Here, the clinic's constitutional right to due process is violated if the Hansen discovery rule applies *91 in Kohnke's case. Applying the discovery rule in Kohnke's case revives a claim that had been barred under the previous statute of limitations and the court's previous interpretation of when a cause of action accrued. To hold that Kohnke's cause of action is not "revived" because it did not begin to run until discovered and therefore never died defies logic and precedent. Additionally, we now have under the majority's interpretation a situation where a person who is negligently treated before July 1, 1980, has until discovery to commence the malpractice action, but those who are treated after July 1, 1980, have a maximum of five years to commence their medical malpractice action (presuming that sec. 893.55 is constitutional).

NOTES

[†] Petition to review granted.

[1] The relevant provisions of ch. 330, Stats. (1959), renumbered as ch. 893 by sec. 2, ch. 66, Laws of 1965, provided as follows:

330.14 Actions, time for commencing. The following actions must be commenced within the periods ... prescribed after the cause of action has accrued ....

330.48 Computation of time, basis for. The periods of limitation ... must be computed from the time of the accruing of the right to relief ....

330.205 Within 3 years. ... An action to recover damages for injuries to the person ....

330.33 Persons under disability. (1) If a person entitled to bring an action ... be, at the time the cause of action accrued,

...

(a) Within the age of twenty-one years; ...

....

(2) The time of such disability is not a part of the time limited for the commencement of the action, except that the period within which the action must be brought cannot be extended ... in any case longer than one year after the disability ceases.

[2] The Age of Majority Act, ch. 213, Laws of 1971, effective March 22, 1972, lowered the age of majority from 21 to 18 years in Wisconsin. The effect of that change reduced the period of disability accorded minors under then sec. 893.33.

Although the Act shortened by three years the time within which Brian could file an action, since it still gave him a year after his 18th birthday to pursue his claim, the Act was not unconstitutional. See Feest v. Allis Chalmers Corp., 68 Wis. 2d 760, 763-64, 229 N.W.2d 651, 653 (1975).

[3] Section 990.06 provides:

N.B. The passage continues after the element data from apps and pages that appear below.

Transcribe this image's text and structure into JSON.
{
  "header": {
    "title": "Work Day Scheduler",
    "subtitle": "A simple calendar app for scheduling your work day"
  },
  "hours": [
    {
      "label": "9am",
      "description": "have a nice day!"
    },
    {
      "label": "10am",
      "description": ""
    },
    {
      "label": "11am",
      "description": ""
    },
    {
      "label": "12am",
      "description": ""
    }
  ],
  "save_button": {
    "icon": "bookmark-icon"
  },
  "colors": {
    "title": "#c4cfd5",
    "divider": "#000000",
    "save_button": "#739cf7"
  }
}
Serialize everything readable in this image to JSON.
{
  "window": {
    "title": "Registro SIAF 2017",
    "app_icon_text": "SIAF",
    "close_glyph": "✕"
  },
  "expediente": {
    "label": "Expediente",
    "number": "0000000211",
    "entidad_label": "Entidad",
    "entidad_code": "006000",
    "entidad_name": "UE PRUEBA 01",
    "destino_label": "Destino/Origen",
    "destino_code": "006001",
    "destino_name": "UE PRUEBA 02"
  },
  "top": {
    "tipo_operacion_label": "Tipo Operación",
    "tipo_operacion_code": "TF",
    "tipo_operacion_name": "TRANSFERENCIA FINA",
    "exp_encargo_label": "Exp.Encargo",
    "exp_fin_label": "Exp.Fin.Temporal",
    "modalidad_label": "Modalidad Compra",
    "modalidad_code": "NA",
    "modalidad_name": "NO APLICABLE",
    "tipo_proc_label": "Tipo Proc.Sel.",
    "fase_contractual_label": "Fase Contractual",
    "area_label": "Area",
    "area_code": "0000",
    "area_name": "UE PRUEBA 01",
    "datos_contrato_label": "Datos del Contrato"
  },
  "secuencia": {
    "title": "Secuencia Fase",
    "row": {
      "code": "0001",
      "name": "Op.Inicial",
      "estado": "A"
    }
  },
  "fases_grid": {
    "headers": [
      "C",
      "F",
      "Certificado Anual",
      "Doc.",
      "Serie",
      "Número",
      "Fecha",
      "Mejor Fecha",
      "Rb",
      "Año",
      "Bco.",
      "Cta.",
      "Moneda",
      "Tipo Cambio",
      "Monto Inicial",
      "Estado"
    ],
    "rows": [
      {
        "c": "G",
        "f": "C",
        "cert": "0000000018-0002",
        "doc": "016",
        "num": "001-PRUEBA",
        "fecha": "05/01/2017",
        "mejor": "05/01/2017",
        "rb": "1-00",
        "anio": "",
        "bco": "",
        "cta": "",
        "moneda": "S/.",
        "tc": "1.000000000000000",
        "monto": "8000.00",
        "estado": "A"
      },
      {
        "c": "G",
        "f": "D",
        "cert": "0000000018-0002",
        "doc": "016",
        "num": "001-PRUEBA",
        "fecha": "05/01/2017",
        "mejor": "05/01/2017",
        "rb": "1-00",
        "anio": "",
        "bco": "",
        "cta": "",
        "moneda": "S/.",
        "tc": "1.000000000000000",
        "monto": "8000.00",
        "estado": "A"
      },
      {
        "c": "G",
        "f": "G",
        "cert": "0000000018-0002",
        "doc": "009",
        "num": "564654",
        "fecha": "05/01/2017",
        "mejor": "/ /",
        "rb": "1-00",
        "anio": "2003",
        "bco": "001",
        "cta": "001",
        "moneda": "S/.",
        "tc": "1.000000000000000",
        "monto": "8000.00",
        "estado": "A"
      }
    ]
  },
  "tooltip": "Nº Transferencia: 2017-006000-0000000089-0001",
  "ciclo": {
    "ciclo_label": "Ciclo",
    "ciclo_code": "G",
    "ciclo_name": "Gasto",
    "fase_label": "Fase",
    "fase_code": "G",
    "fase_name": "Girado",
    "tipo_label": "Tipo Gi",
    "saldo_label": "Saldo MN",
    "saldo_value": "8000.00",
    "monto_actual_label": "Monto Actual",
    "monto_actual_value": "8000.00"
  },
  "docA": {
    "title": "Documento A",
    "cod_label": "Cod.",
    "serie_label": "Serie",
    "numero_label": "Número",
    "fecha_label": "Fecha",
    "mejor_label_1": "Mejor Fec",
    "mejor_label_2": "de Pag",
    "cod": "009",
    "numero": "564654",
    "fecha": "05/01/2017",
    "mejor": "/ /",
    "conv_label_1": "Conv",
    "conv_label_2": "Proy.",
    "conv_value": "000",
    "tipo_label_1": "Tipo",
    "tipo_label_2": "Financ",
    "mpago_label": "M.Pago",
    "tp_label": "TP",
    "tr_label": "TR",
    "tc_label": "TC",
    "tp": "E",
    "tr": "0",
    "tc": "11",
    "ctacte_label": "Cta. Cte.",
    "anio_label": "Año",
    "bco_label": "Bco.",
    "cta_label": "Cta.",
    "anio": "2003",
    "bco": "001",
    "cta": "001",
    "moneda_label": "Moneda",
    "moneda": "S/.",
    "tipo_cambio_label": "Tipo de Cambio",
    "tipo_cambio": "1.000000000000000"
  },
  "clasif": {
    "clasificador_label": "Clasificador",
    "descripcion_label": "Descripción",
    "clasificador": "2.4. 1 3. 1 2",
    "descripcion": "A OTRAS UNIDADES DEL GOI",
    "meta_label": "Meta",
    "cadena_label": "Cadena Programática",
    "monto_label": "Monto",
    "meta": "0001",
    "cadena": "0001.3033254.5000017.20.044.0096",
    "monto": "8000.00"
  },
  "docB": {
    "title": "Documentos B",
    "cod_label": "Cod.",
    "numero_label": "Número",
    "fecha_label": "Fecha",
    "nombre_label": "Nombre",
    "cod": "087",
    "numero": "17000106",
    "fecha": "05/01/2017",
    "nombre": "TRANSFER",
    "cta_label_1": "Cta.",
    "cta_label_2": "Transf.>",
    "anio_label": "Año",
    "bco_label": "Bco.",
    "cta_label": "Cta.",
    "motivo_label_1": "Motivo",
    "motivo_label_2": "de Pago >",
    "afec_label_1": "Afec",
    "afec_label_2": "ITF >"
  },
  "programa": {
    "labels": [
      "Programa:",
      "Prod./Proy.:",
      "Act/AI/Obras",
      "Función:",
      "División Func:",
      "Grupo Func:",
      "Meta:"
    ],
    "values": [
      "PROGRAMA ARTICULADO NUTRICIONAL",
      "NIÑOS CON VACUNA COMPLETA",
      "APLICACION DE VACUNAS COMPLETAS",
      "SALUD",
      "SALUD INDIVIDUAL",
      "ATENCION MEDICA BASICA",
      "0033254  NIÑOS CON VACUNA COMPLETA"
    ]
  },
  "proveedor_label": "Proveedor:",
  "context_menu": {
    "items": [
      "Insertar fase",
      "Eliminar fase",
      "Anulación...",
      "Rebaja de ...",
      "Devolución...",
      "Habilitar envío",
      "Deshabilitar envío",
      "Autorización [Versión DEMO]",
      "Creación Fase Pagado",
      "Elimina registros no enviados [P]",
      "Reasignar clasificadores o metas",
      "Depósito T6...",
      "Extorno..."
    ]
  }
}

Repeal or change of law limiting time for bringing actions. In any case when a limitation or period of time prescribed in any act which shall be repealed for the acquiring of any right, or barring of any remedy, or for any other purpose shall have begun to run before such repeal and the repealing act shall provide any limitation or period of time for such purpose, such latter limitation or period shall apply only to such rights or remedies as shall accrue subsequently to the time when the repealing act shall take effect, and the act repealed shall be held to continue in force and be operative to determine all such limitations and periods of time which shall have previously begun to run unless such repealing act shall otherwise expressly provide.

The provisions of secs. 990.06 and 991.07, Stats., are virtually identical and have been interpreted that way. Feest, 68 Wis. 2d at 762-63, 229 N.W.2d at 653.

[4] The following chronology summarizes the events in this case:

  Brian born                                         4/28/61
  Surgery performed                                 10/15/61
  Claim expires under                               10/15/66
  sec. 893.55 if applied
  to Brian
  Brian turns 18                                     4/28/79
  Claim expires under secs.                          4/28/80
  330.14, 330.205, 330.33,
  and 330.48, Stats. (1959),
  (without application of
  a discovery rule)
  Section 893.55 is created                          7/1/80
  and former statutes of
  limitation repealed or
  amended
  Brian discovers his injury                        12/6/83
  Brian files suit                                   4/4/84